=== EXERCISE OBJECTIVE ===
Identify each line below that contains the word "Jobs", and copy it out.

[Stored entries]
◇ ◇ ◇ ◇

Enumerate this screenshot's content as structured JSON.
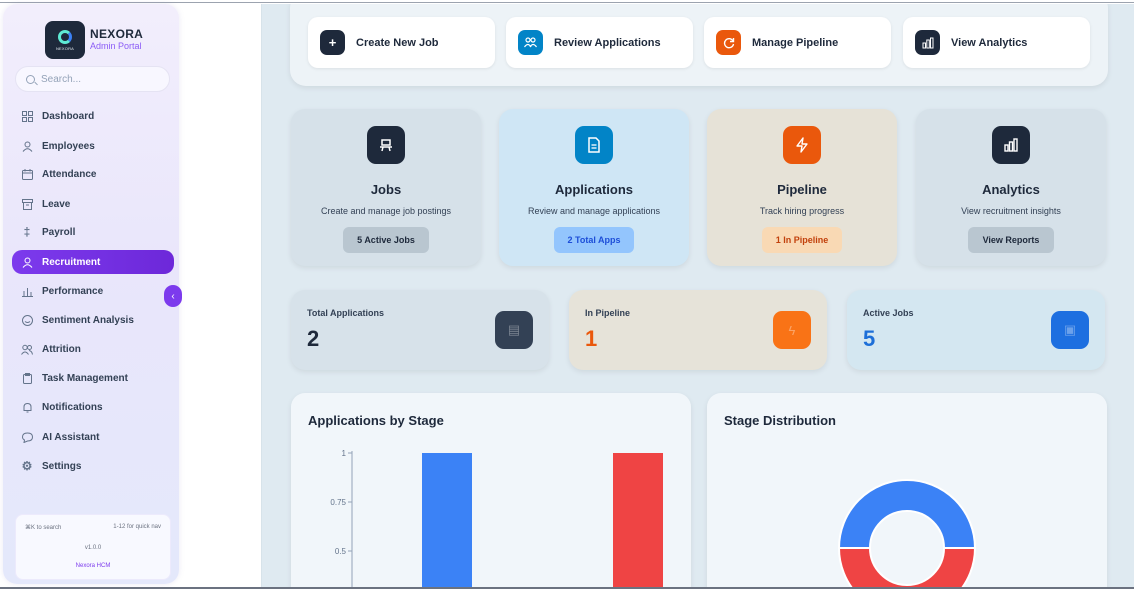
{
  "brand": {
    "name": "NEXORA",
    "subtitle": "Admin Portal",
    "logo_text": "NEXORA"
  },
  "search": {
    "placeholder": "Search..."
  },
  "nav": [
    {
      "label": "Dashboard",
      "icon": "grid-icon"
    },
    {
      "label": "Employees",
      "icon": "user-icon"
    },
    {
      "label": "Attendance",
      "icon": "calendar-icon"
    },
    {
      "label": "Leave",
      "icon": "archive-icon"
    },
    {
      "label": "Payroll",
      "icon": "dollar-icon"
    },
    {
      "label": "Recruitment",
      "icon": "user-icon",
      "active": true
    },
    {
      "label": "Performance",
      "icon": "bar-icon"
    },
    {
      "label": "Sentiment Analysis",
      "icon": "smile-icon"
    },
    {
      "label": "Attrition",
      "icon": "users-icon"
    },
    {
      "label": "Task Management",
      "icon": "clipboard-icon"
    },
    {
      "label": "Notifications",
      "icon": "bell-icon"
    },
    {
      "label": "AI Assistant",
      "icon": "chat-icon"
    },
    {
      "label": "Settings",
      "icon": "gear-icon"
    }
  ],
  "sidebar_footer": {
    "shortcut_search": "⌘K to search",
    "shortcut_nav": "1-12 for quick nav",
    "version": "v1.0.0",
    "product": "Nexora HCM"
  },
  "quick_actions": [
    {
      "label": "Create New Job",
      "icon": "plus-icon",
      "color": "#1e293b"
    },
    {
      "label": "Review Applications",
      "icon": "people-icon",
      "color": "#0284c7"
    },
    {
      "label": "Manage Pipeline",
      "icon": "refresh-icon",
      "color": "#ea580c"
    },
    {
      "label": "View Analytics",
      "icon": "chart-icon",
      "color": "#1e293b"
    }
  ],
  "modules": [
    {
      "title": "Jobs",
      "desc": "Create and manage job postings",
      "button": "5 Active Jobs",
      "icon": "briefcase-icon",
      "icon_color": "#1e293b",
      "bg": "#d6e1e9",
      "btn_bg": "#b9c6d0",
      "btn_color": "#1e293b"
    },
    {
      "title": "Applications",
      "desc": "Review and manage applications",
      "button": "2 Total Apps",
      "icon": "document-icon",
      "icon_color": "#0284c7",
      "bg": "#cfe6f5",
      "btn_bg": "#93c5fd",
      "btn_color": "#1d4ed8"
    },
    {
      "title": "Pipeline",
      "desc": "Track hiring progress",
      "button": "1 In Pipeline",
      "icon": "bolt-icon",
      "icon_color": "#ea580c",
      "bg": "#e6e2d7",
      "btn_bg": "#f9d9b4",
      "btn_color": "#c2410c"
    },
    {
      "title": "Analytics",
      "desc": "View recruitment insights",
      "button": "View Reports",
      "icon": "chart-icon",
      "icon_color": "#1e293b",
      "bg": "#d6e1e9",
      "btn_bg": "#b9c6d0",
      "btn_color": "#1e293b"
    }
  ],
  "stats": [
    {
      "label": "Total Applications",
      "value": "2",
      "value_color": "#1e293b",
      "bg": "#d7e2ea",
      "icon_color": "#334155",
      "icon": "document-icon"
    },
    {
      "label": "In Pipeline",
      "value": "1",
      "value_color": "#ea580c",
      "bg": "#e6e3d9",
      "icon_color": "#f97316",
      "icon": "bolt-icon"
    },
    {
      "label": "Active Jobs",
      "value": "5",
      "value_color": "#1d6fd8",
      "bg": "#d4e7f1",
      "icon_color": "#1d6fe0",
      "icon": "briefcase-icon"
    }
  ],
  "charts_titles": {
    "stage_title": "Applications by Stage",
    "distribution_title": "Stage Distribution"
  },
  "chart_data": [
    {
      "type": "bar",
      "title": "Applications by Stage",
      "categories": [
        "",
        ""
      ],
      "values": [
        1,
        1
      ],
      "colors": [
        "#3b82f6",
        "#ef4444"
      ],
      "ylim": [
        0,
        1
      ],
      "y_ticks": [
        "1",
        "0.75",
        "0.5"
      ],
      "grid": false
    },
    {
      "type": "pie",
      "title": "Stage Distribution",
      "values": [
        1,
        1
      ],
      "colors": [
        "#3b82f6",
        "#ef4444"
      ],
      "donut": true
    }
  ]
}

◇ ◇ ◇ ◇

=== RESPONSE FOR THIS EXERCISE ===
      "title": "Jobs",
      "button": "5 Active Jobs",
      "label": "Active Jobs",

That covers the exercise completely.